Did you receive a “smart” gift during the holidays? Maybe a smartwatch, fitness tracker or other wearable connection to the Internet. Perhaps you’ve updated your house with smart features to keep it comfortable and secure. If you did, you are now part of the Internet of Things, which refers to objects and systems connected online to exchange information.
By the end of 2015 there were about 5 billion “things” connected to the Internet, and an estimated 25 billion by the end of 2020. This is more than three such items for every person on the planet. This has implications for everything from health monitoring, to packing labels, to ingestible pills that can be connected to the Internet—as well as home and auto insurance.
Homeowners can now control temperatures from a smartphone or tablet, helping them save on their energy bills. You can control lighting, appliances, communication systems, entertainment and home security devices, helping to reduce risk. Cars are increasingly automated, with data transfers that network the car to systems outside the car itself and the driver. In fact, the hands-free car is quickly becoming reality.

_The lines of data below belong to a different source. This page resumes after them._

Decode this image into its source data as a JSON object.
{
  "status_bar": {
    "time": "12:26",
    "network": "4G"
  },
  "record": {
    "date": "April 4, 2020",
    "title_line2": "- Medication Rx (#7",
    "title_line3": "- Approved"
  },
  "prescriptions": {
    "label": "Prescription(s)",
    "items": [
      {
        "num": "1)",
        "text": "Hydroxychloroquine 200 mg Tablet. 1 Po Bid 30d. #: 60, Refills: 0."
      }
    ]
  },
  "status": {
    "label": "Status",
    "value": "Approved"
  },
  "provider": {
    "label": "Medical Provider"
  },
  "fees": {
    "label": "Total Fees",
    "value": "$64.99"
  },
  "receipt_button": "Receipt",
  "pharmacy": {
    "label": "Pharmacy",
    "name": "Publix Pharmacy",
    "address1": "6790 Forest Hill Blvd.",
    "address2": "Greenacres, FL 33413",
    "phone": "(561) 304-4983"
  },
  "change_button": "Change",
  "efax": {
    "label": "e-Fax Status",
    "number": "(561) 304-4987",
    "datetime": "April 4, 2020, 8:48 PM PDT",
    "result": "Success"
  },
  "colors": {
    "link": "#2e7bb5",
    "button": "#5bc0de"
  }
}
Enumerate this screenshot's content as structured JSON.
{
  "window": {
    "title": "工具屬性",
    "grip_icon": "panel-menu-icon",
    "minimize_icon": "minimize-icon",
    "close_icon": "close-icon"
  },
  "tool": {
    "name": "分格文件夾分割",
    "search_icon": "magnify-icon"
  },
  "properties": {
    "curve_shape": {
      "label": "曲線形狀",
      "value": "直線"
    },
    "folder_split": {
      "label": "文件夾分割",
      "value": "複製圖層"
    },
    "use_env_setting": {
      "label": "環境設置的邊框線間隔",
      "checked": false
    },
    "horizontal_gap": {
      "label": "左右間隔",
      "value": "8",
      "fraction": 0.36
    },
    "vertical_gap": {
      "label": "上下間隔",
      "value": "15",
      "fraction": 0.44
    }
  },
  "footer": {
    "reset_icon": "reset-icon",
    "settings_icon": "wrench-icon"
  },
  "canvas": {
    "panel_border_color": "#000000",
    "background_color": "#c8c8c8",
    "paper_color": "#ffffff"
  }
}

Apple Watch, Amazon Echo, and Nest all interact with network sensors that measure and transmit their internal or external condition. In auto insurance we see this in the use of sensors to track driving factors. Insurers then use this data to fine-tune a policyholder’s pricing so it accurately reflects their risks.

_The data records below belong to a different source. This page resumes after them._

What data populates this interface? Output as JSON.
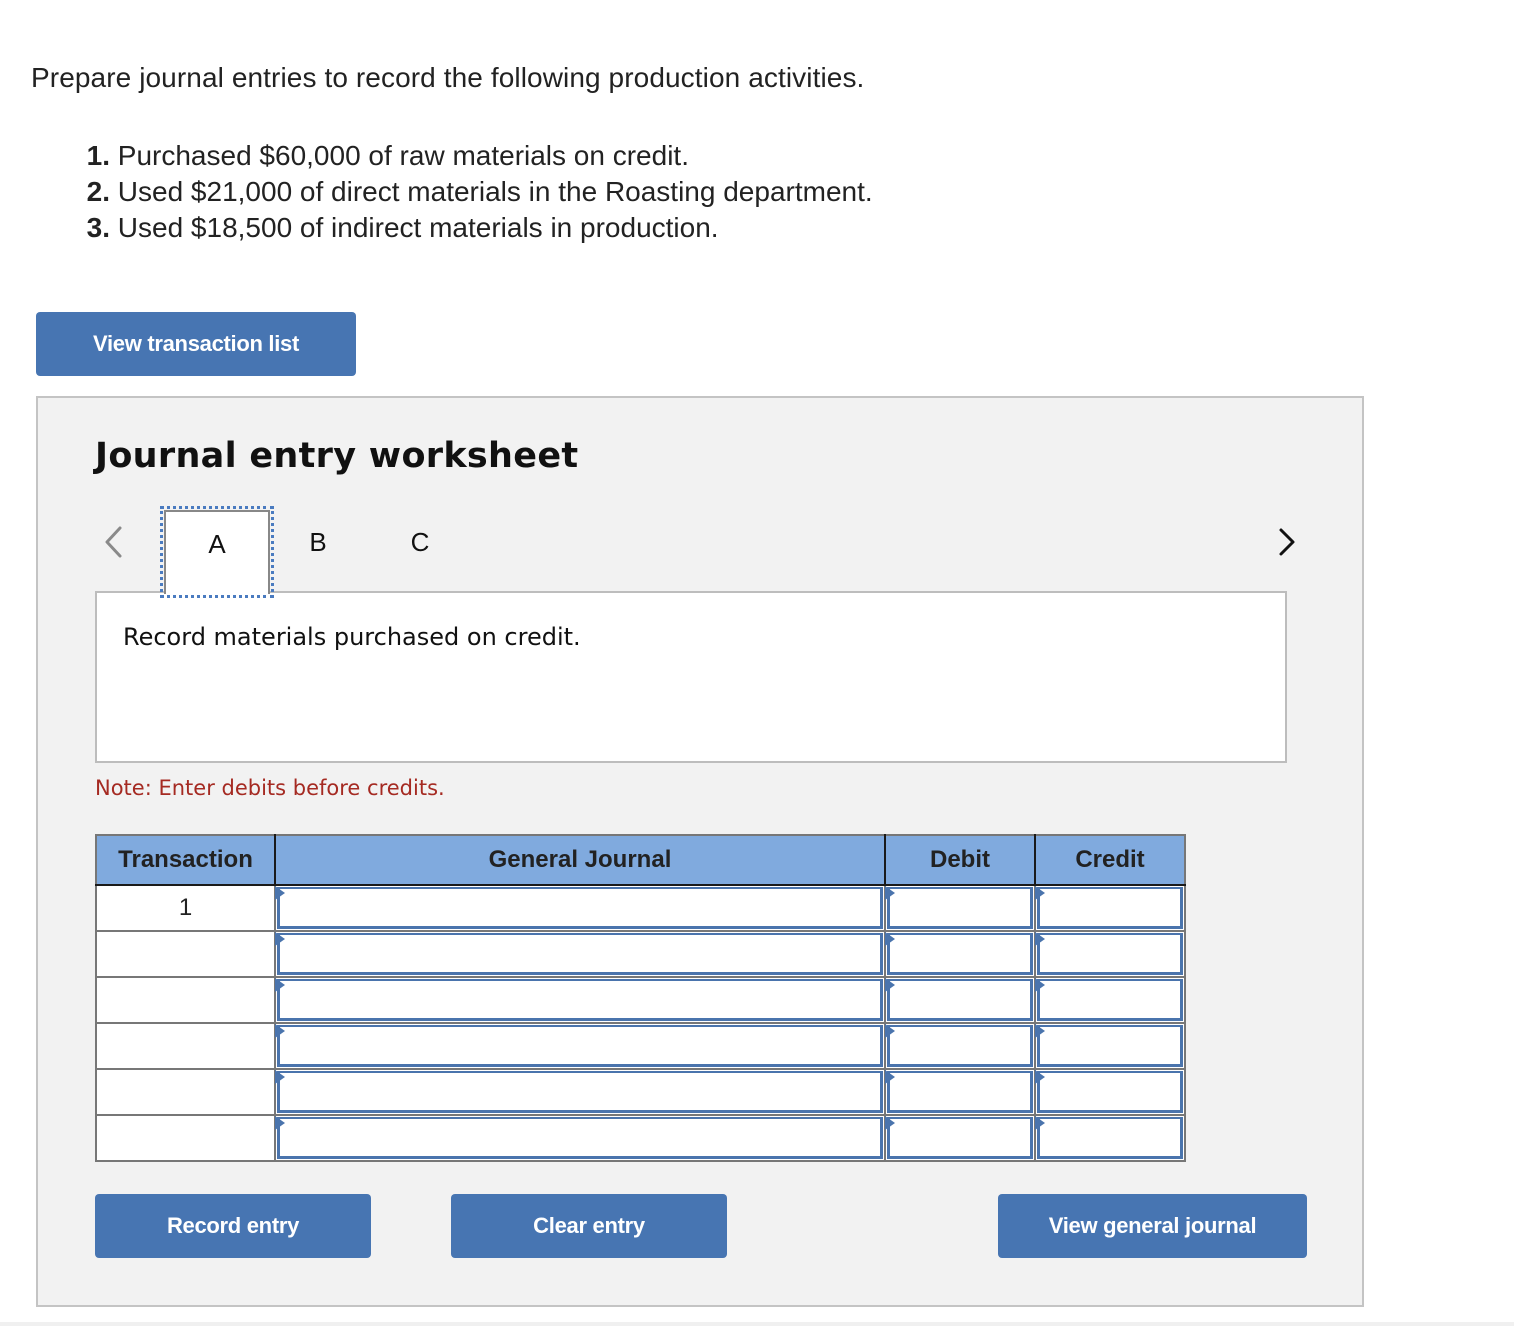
{
  "prompt": "Prepare journal entries to record the following production activities.",
  "steps": [
    {
      "num": "1.",
      "text": "Purchased $60,000 of raw materials on credit."
    },
    {
      "num": "2.",
      "text": "Used $21,000 of direct materials in the Roasting department."
    },
    {
      "num": "3.",
      "text": "Used $18,500 of indirect materials in production."
    }
  ],
  "buttons": {
    "view_transaction_list": "View transaction list",
    "record_entry": "Record entry",
    "clear_entry": "Clear entry",
    "view_general_journal": "View general journal"
  },
  "worksheet": {
    "title": "Journal entry worksheet",
    "nav": {
      "prev_icon": "chevron-left-icon",
      "next_icon": "chevron-right-icon"
    },
    "tabs": [
      {
        "label": "A",
        "active": true
      },
      {
        "label": "B",
        "active": false
      },
      {
        "label": "C",
        "active": false
      }
    ],
    "description": "Record materials purchased on credit.",
    "note": "Note: Enter debits before credits.",
    "table": {
      "headers": [
        "Transaction",
        "General Journal",
        "Debit",
        "Credit"
      ],
      "rows": [
        {
          "transaction": "1",
          "account": "",
          "debit": "",
          "credit": ""
        },
        {
          "transaction": "",
          "account": "",
          "debit": "",
          "credit": ""
        },
        {
          "transaction": "",
          "account": "",
          "debit": "",
          "credit": ""
        },
        {
          "transaction": "",
          "account": "",
          "debit": "",
          "credit": ""
        },
        {
          "transaction": "",
          "account": "",
          "debit": "",
          "credit": ""
        },
        {
          "transaction": "",
          "account": "",
          "debit": "",
          "credit": ""
        }
      ]
    }
  },
  "colors": {
    "button": "#4775b2",
    "table_header": "#80aade",
    "note": "#a52a22",
    "panel_bg": "#f2f2f2",
    "input_border": "#4a74ad"
  }
}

In the future, with the prevalence of smart cars and houses, you can expect your insurance coverage to reflect the new world. Your local independent agent can keep you up to date on these changes. Insurance underwriting will be more exact and precisely tailored to a policy holder. Insurance has always focused on understanding and pricing risk and paying losses. Insurers now will have data on hazards and risks that can be used to prevent and reduce losses. With this data, they can develop products and services that fit your needs in a very tailored way. Now, that is smart!